(Page and application data records)
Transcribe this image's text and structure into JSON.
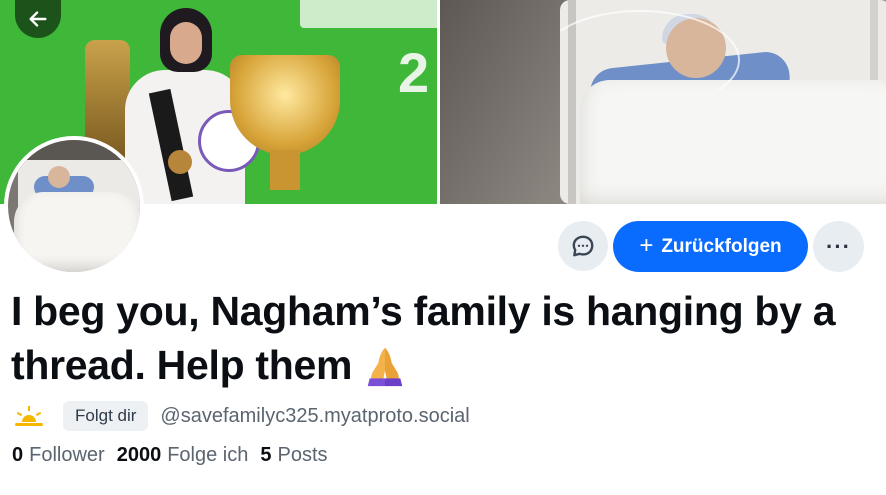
{
  "banner": {
    "left_image": "karate-athlete-with-trophies",
    "right_image": "patient-in-hospital-bed",
    "left_text_numeral": "2"
  },
  "nav": {
    "back_icon": "arrow-left-icon"
  },
  "avatar": {
    "image": "patient-in-hospital-bed"
  },
  "actions": {
    "message_icon": "chat-bubble-icon",
    "follow_label": "Zurückfolgen",
    "follow_icon": "plus-icon",
    "more_icon": "ellipsis-icon",
    "more_label": "···"
  },
  "profile": {
    "display_name": "I beg you, Nagham’s family is hanging by a thread. Help them",
    "name_emoji": "folded-hands-icon",
    "follows_you_label": "Folgt dir",
    "handle": "@savefamilyc325.myatproto.social"
  },
  "stats": {
    "followers_count": "0",
    "followers_label": "Follower",
    "following_count": "2000",
    "following_label": "Folge ich",
    "posts_count": "5",
    "posts_label": "Posts"
  },
  "colors": {
    "accent": "#0a6cff",
    "button_bg": "#e8edf2",
    "badge_bg": "#eef1f4",
    "banner_green": "#3fb83a"
  }
}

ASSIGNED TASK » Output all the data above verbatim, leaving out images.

EXERCISE ANSWER »
Transcribe this image's text and structure into JSON.
{
  "banner": {
    "left_image": "karate-athlete-with-trophies",
    "right_image": "patient-in-hospital-bed",
    "left_text_numeral": "2"
  },
  "nav": {
    "back_icon": "arrow-left-icon"
  },
  "avatar": {
    "image": "patient-in-hospital-bed"
  },
  "actions": {
    "message_icon": "chat-bubble-icon",
    "follow_label": "Zurückfolgen",
    "follow_icon": "plus-icon",
    "more_icon": "ellipsis-icon",
    "more_label": "···"
  },
  "profile": {
    "display_name": "I beg you, Nagham’s family is hanging by a thread. Help them",
    "name_emoji": "folded-hands-icon",
    "follows_you_label": "Folgt dir",
    "handle": "@savefamilyc325.myatproto.social"
  },
  "stats": {
    "followers_count": "0",
    "followers_label": "Follower",
    "following_count": "2000",
    "following_label": "Folge ich",
    "posts_count": "5",
    "posts_label": "Posts"
  },
  "colors": {
    "accent": "#0a6cff",
    "button_bg": "#e8edf2",
    "badge_bg": "#eef1f4",
    "banner_green": "#3fb83a"
  }
}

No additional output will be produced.